What if what you remember conflicts with what another player remembers? It’s first come first served. You want to be first to claim the spots on the true map. Whenever a building is placed on the true map, it will never be removed. If it blocks other buildings which another player tries to place, it simply means they won’t get to place their buildings, even if they complete a valid group on their player boards. In terms of scoring, you score points for the completed group on your player board, and you also score points for that group matching the building on the true map. If you are the person placing the building on the true map, naturally that building will match your group 100%. If you complete a group on your player board that conflicts with the true map, i.e. someone else has placed a completely different building, you will only score for your own player board and not the true map. If the completed group on your player board partially matches the true map, i.e. someone else has placed a building and it partially matches your player board, you still score some points for the true map.
These are the real buildings which will be placed onto the true map. The violet buildings are landmarks, the blue are hotels, the green are gardens, the orange are shops and the red are restaurants.
This was Kyoto in the early stage of our game. Only landmarks (top right) get a standee. Other buildings remain 2D.
When the game starts your player board is empty so there is plenty of space and much flexibility in placing tokens. In the late game it gets harder and harder to place tokens, since the configurations are very strict. If you are unable to place a token, you put it in a mistaken memory area. Sometimes you may decide to discard a token to make way for a new token. In this case the discarded token goes to the mistaken memory area too. When the game ends, the player with the most tokens in his mistake memory area loses points, at 1pt per token.

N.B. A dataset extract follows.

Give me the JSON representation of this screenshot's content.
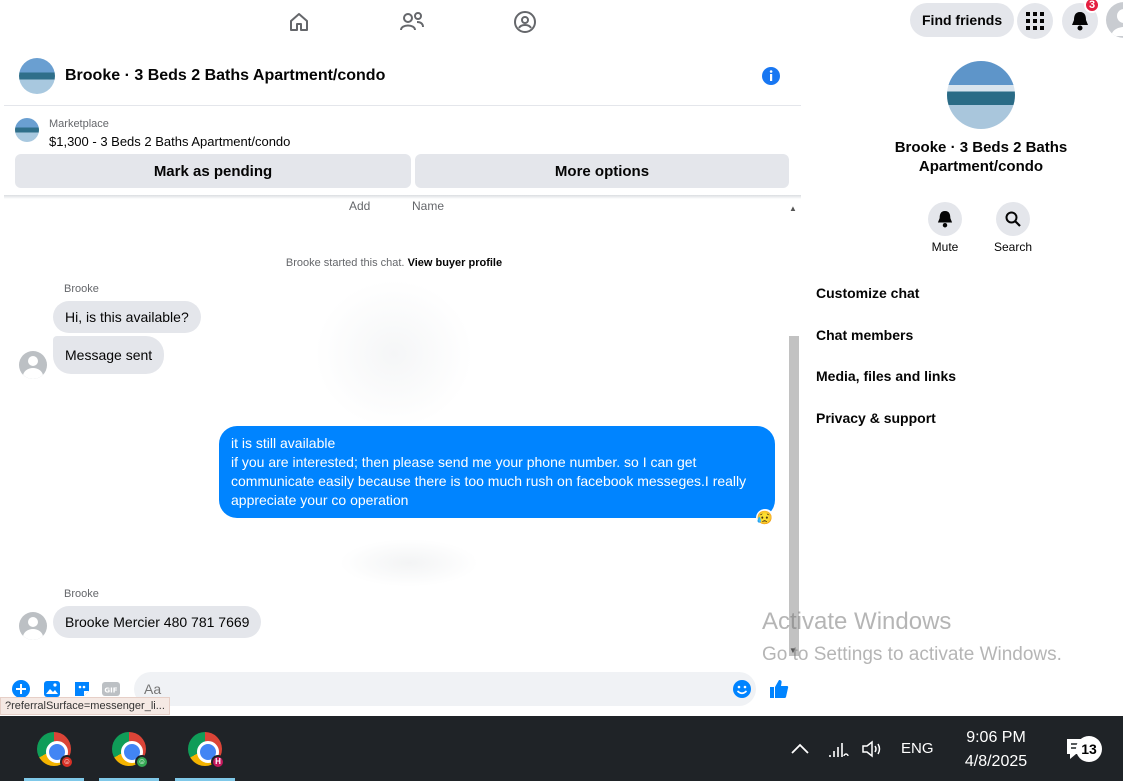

The game is mostly about forming valid groups on your player boards to score points. Hopefully you also get to place buildings on the true map, because that means you will score more points. A mission is announced when the game starts. You also score points if you fulfil the mission by game end. Missions are along the lines of having two groups of shops on your player board.
When I started playing Remembering Our Trip it felt weird. The idea is quite unusual. Explaining the game takes some effort. You really need to sit down and play it to get a grasp of what’s going on. Play a few rounds, and you’ll realise it’s actually quite simple. When explaining it it sounds like a medium-complexity game. Once you play it, you’ll find that it is a light game.
There is a race element to it, because you are competing to be first to claim spots on the true map. You try to form valid groups as quickly as possible. Sometimes you compete for the same type of token. Sometimes you take tokens your opponents need even when you don’t really need those tokens yourself, for the stake of preventing them from forming valid groups. It’s not always constructive, but sometimes it’s necessary.
The game becomes more and more challenging towards the end, because the boards get full and you have less wriggling space.
On every player board there are four photo spots. These are at the same coordinates for everyone. They represent photos you have taken together during your trip, and you can see what type of buildings are in the background. This means there really is no excuse for remembering these locations wrong. You need to try to match the building types specified by these photo spots. Depending on how well your tokens match them, you gain or lose points at game end. This mechanism adds to the story and also helps encourage some consistency between player boards. It adds a little realism. Afterall, we were on the same trip and should not be remembering completely different things.
I played with younger daughter Chen Rui and this was our true map when the game ended. We had two landmarks (violet), two hotels (blue), one garden (green) and one group each of shops (orange) and restaurants (red).
This was my player board. You can compare this with the photo above to see the differences.
This was Chen Rui’s player board, and you can do the same comparison.
I enjoy trying games from Japan, because they often have innovative ideas. Remember Our Trip is this kind of game. It’s creative and fresh. I can’t say for sure yet that it’s highly replayable, but I feel happy having tried it because it feels like enjoying a scenery you have never imagined before.